Instead of jumping right into work mode, spend time first thing focusing on your own well-being. Your morning rituals might be constrained by kids or an early meeting, but remember: it’s important to give at least a little time to yourself – even if that means a quick 5 minutes of meditation or stretching.
The Busier You Are, the More You Need Quiet Time
The Takeaway: Much like the first two articles in our roundup, this article from Harvard Business Review emphasizes something we get much too little of: silence. The business world has the tendency to glorify the “always-on” approach, where we’re constantly required to take in information and/or engage in some sort of conversation. Author Justin Talbot-Zorn argues that this approach is detrimental, and that we instead need to give ourselves time for silence, where we don’t feel pressure to come up with something to say or think. Talbot-Zorn points out that recent studies have shown that silence “restores the nervous system, helps sustain energy, and conditions our minds to be more adaptive and responsive to the complex environments in which so many of us now live, work, and lead.”
How can you put this into practice? Make time throughout your day to turn off the noise around you – commit yourself to pausing your music, putting your phone in another room in your house or apartment, and letting yourself sit in silence for a short period of time.
Cleverly Useful Bi-Directional Brochure: 60-Second Fold of the Week
The Takeaway: In short, don’t let preconceptions about print limit your creativity. There are countless ways to cut and fold paper to make your print pieces more attention-grabbing and engaging, and even to fit more content on a piece. As you’re conceptualizing printed pieces, consider how you might improve your pieces by playing with various layouts, formats, and folds. Just remember: don’t be motivated solely by “wow factor” – instead, make sure that format fits your message and brand.
Thanks for Submitting Your Résumé to This Black Hole
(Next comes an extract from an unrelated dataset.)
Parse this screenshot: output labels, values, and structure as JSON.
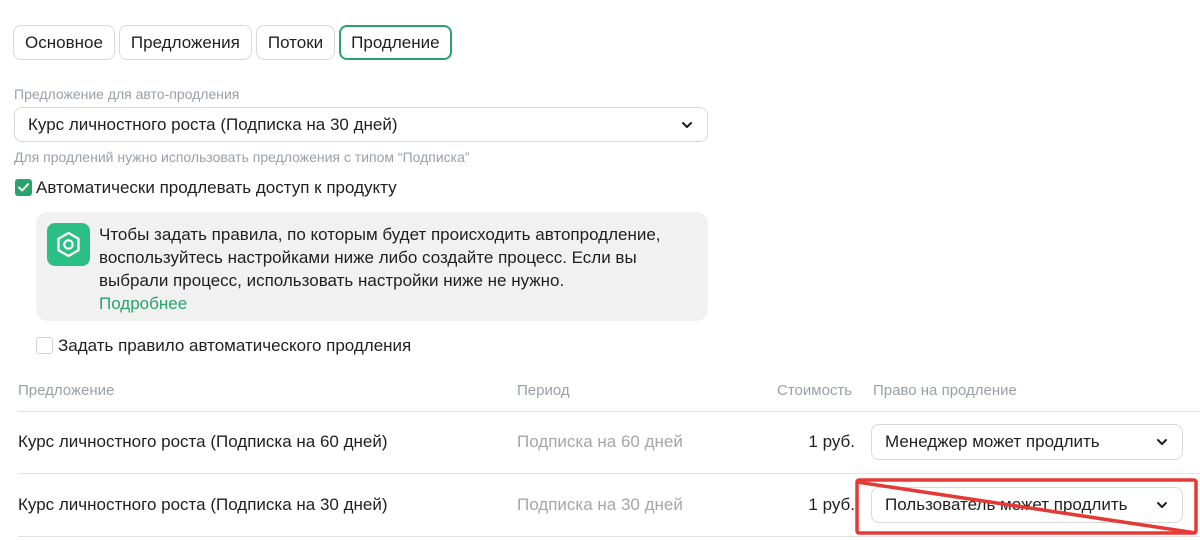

The Takeaway: Really, we’re just including this to give everyone a good laugh. If you’ve applied for any kind of job since 2004, you’ve probably gone through a similar experience as Brad. Our (terribly cliché) words of encouragement: Don’t let the résumé black hole get you down – we’re confident you’ll land just where you need to be.